Here we have our first argument for abandoning Marketing - if you can't explain it simply - think E=mc2 - then perhaps we are not working on something amenable to a general theory.

Monday, October 5, 2009

A Conundrum To Start With

So my good friend Lisa asks for a definition...
In doing so she strengthens the case of getting rid of the whole darn thing in my opinion...

But my opinion matters less than what the great marketing thinkers have to say....

The dominant text books in marketing at both the undergraduate and MBA level have one thing in common - they are co-authored by Phillip Kotler. Dr. Kotler has owned the field if you will for about 30 years. The intro marketing course I teach is using the 13th edition of his principles text.

Here is our Dr. Phil's definition...

The process by which companies create value for customers and build strong customer relationships in order to capture value from customer in return


So what the heck am I thinking.

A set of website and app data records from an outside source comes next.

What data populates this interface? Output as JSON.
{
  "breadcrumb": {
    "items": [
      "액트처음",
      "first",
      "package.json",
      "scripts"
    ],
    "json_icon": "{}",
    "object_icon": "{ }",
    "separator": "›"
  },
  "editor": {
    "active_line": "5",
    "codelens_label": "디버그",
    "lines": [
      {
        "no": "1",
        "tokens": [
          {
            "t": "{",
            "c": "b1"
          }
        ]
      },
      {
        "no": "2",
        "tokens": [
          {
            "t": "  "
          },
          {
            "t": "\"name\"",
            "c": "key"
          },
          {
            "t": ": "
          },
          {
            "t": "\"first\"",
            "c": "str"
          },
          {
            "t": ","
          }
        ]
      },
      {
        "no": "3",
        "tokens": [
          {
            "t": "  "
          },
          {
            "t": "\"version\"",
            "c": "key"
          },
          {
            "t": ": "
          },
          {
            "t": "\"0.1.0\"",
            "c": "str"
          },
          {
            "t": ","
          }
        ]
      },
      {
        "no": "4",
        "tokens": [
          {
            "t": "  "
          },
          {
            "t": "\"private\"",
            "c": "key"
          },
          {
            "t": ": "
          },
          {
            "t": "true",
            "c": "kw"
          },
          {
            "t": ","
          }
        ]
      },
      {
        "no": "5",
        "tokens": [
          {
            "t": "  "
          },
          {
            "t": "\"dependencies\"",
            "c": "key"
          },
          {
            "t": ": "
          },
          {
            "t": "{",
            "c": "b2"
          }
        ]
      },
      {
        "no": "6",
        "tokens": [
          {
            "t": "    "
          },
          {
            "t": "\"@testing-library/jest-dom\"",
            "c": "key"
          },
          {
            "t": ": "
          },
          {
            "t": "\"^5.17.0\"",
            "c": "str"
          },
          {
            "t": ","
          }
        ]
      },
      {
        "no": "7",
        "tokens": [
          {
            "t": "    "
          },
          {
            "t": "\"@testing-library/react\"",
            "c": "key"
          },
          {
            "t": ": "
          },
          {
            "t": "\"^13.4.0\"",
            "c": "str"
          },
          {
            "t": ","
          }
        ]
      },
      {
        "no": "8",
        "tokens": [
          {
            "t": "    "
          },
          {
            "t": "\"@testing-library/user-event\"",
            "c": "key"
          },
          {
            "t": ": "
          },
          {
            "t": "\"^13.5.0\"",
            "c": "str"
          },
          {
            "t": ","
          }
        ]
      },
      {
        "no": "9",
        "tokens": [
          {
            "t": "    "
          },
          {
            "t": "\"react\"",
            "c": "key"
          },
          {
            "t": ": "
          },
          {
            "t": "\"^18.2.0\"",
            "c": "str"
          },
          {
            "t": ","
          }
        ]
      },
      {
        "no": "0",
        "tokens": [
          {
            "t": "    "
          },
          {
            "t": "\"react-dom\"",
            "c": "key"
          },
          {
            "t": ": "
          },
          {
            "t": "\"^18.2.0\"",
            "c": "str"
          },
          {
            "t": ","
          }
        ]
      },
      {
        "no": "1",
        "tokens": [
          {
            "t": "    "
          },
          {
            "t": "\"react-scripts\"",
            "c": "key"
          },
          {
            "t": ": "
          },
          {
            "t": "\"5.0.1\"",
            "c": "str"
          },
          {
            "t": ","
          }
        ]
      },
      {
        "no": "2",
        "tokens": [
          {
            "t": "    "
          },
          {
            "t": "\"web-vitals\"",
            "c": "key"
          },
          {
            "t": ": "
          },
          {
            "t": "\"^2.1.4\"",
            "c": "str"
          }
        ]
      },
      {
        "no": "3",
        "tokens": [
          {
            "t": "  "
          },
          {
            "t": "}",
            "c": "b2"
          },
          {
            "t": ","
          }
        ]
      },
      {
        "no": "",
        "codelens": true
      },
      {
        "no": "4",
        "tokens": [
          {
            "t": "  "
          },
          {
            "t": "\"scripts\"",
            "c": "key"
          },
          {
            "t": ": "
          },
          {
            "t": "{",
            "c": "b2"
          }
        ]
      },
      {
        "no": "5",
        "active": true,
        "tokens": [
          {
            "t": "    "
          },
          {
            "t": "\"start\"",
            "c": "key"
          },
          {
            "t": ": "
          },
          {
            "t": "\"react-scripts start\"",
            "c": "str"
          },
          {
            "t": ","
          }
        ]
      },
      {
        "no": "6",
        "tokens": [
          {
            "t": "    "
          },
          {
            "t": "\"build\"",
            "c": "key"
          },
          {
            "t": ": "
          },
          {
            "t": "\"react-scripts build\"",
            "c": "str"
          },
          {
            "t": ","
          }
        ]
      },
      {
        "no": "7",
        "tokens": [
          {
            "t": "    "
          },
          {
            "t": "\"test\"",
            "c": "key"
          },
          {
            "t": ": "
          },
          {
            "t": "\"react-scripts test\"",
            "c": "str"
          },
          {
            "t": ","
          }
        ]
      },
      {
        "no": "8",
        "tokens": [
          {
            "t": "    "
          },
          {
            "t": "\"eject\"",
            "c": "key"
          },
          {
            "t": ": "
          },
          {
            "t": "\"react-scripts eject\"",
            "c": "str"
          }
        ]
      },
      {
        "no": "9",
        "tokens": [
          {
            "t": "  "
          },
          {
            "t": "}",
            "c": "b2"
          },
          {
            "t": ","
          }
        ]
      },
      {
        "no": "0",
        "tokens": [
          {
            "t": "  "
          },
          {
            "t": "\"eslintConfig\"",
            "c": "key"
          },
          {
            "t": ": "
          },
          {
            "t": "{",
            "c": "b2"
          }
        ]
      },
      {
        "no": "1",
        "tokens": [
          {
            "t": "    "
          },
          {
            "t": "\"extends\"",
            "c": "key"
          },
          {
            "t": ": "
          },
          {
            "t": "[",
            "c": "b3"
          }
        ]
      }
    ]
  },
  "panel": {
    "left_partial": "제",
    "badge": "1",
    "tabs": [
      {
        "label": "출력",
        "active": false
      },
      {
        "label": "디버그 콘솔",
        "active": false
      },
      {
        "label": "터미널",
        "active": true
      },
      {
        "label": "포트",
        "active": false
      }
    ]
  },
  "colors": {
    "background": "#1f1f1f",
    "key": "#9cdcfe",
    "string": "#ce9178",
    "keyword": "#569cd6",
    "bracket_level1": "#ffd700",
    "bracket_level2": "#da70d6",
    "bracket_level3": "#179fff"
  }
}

Well a number of things.

In my recent class on Marketing Thought [Theory?] we got to wrestle with a number of topics and as I tried to make some sense of these I came to the conclusion that maybe we are asking the wrong sort of question. Trying to develop a general theory of marketing, asking if marketing is an art or science? Those academic conundrums miss the point.

My intent is to post a couple of times a week a series of "chapters" that set forth a series of arguments in support of the basic proposition that we would be better off if marketing - at least marketing as we currently know it - went away. Here are some of the topics - more hopefully will surface over the coming weeks.

1. Marketing is a derivative science
2. Marketing lacks a general theory
3. Marketing is dangerous
4. Marketing is too generic to be of any value
5. Marketing is just good management
6. Marketing is just applied economics
7. Marketing is a creative art

Sunday, October 4, 2009


So I have been pondering this question for a couple of weeks. It has led to some interesting places and is meant to be a bit provocative and hopefully leads to some interesting reactions and comments.

My original intent was to actually develop an scholarly paper on the topic and I may still try and do so - but I want to present a few essays in this space that address the question, get some reaction and see where that all leads.